A few years ago, over coffee, a policeman friend of mine was recounting the day he was called to a local fast food restaurant to help a confused senior who had ordered a meal but was now unable to pay – did not have his wallet. In fact he had forgotten his wallet and though he drove to the restaurant, he was not sure where he was. The server misunderstood the signs of dementia and insisted he pay or leave the food. The manager was called and situation spiraled of our control to the point where the police were called. The police quickly realized that John…we will call him that…..was miles away from his home and was not looking well. The paramedics were called and he was whisked away to the local hospital. His family was located and they shared that he was recently diagnosed with dementia and had taken the car without them knowing. John was admitted to the hospital for observation and then placed in a memory care temporarily until the family could find long-term accommodations for him. My friend remarked on how helpless he felt in the situation – one that was a far cry away from his regular duties.

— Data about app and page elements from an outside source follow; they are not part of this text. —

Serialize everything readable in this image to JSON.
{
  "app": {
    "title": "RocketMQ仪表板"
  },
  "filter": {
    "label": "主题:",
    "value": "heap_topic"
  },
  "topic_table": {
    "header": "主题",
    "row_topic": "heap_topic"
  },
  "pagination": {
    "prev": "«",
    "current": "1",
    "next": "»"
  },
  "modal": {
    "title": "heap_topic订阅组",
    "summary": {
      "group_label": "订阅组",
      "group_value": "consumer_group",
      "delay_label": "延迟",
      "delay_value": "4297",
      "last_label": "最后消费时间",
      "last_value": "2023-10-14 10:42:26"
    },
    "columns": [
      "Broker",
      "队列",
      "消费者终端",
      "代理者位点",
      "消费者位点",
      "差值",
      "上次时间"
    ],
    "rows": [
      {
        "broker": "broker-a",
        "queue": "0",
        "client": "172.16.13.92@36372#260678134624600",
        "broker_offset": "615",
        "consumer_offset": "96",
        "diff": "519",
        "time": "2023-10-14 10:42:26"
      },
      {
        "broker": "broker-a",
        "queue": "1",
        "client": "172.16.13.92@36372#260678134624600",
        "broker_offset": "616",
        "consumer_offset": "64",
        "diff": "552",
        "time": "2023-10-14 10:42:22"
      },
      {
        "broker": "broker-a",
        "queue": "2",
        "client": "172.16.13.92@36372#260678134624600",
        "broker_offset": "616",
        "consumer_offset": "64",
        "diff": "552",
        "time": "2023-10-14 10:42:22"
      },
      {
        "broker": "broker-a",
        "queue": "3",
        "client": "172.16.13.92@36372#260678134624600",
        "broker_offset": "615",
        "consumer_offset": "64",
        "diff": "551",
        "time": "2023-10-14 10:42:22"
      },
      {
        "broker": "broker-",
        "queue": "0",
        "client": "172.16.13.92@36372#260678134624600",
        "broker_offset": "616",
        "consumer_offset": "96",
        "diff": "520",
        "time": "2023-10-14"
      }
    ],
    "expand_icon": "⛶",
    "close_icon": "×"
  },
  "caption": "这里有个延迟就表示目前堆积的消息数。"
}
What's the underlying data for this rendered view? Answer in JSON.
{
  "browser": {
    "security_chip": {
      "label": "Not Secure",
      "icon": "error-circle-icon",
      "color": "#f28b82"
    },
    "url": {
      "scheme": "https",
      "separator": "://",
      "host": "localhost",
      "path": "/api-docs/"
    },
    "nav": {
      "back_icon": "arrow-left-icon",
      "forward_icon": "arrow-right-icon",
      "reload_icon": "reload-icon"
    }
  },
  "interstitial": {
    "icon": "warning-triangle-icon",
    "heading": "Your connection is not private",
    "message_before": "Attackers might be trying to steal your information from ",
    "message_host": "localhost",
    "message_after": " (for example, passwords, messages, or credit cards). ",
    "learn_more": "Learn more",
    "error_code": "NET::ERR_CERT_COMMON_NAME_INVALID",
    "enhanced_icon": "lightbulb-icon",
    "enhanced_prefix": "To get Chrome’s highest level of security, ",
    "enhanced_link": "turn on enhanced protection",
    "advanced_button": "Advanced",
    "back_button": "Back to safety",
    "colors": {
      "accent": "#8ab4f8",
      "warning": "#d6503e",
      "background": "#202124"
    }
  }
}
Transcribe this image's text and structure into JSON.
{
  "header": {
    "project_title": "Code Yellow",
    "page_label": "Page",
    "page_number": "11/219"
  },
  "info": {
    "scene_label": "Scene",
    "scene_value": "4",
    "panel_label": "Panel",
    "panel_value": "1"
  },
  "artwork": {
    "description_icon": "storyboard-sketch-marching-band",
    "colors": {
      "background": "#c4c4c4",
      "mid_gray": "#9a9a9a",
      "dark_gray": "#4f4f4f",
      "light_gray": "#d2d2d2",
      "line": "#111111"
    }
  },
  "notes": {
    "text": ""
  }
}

The takeaway here: the signs where there…..John was confused and possibly had dementia. None of those he encountered recognized the signs. Had they, the situation may have been handled differently — did not have to escalate to the point where John was carted off the hospital. Had the server, manager, police been trained to recognize the signs, there might have been a smoother conclusion. In any case, John got the care he needed. Were the paramedics and ER personnel equally ill-prepared? Who knows?
To be friendly – dementia friendly – is to be aware of the needs of people living with AD and other forms of dementia. We need community-based best practices, education, awareness, support and ways to reduce stigma. Give a senior a hand today!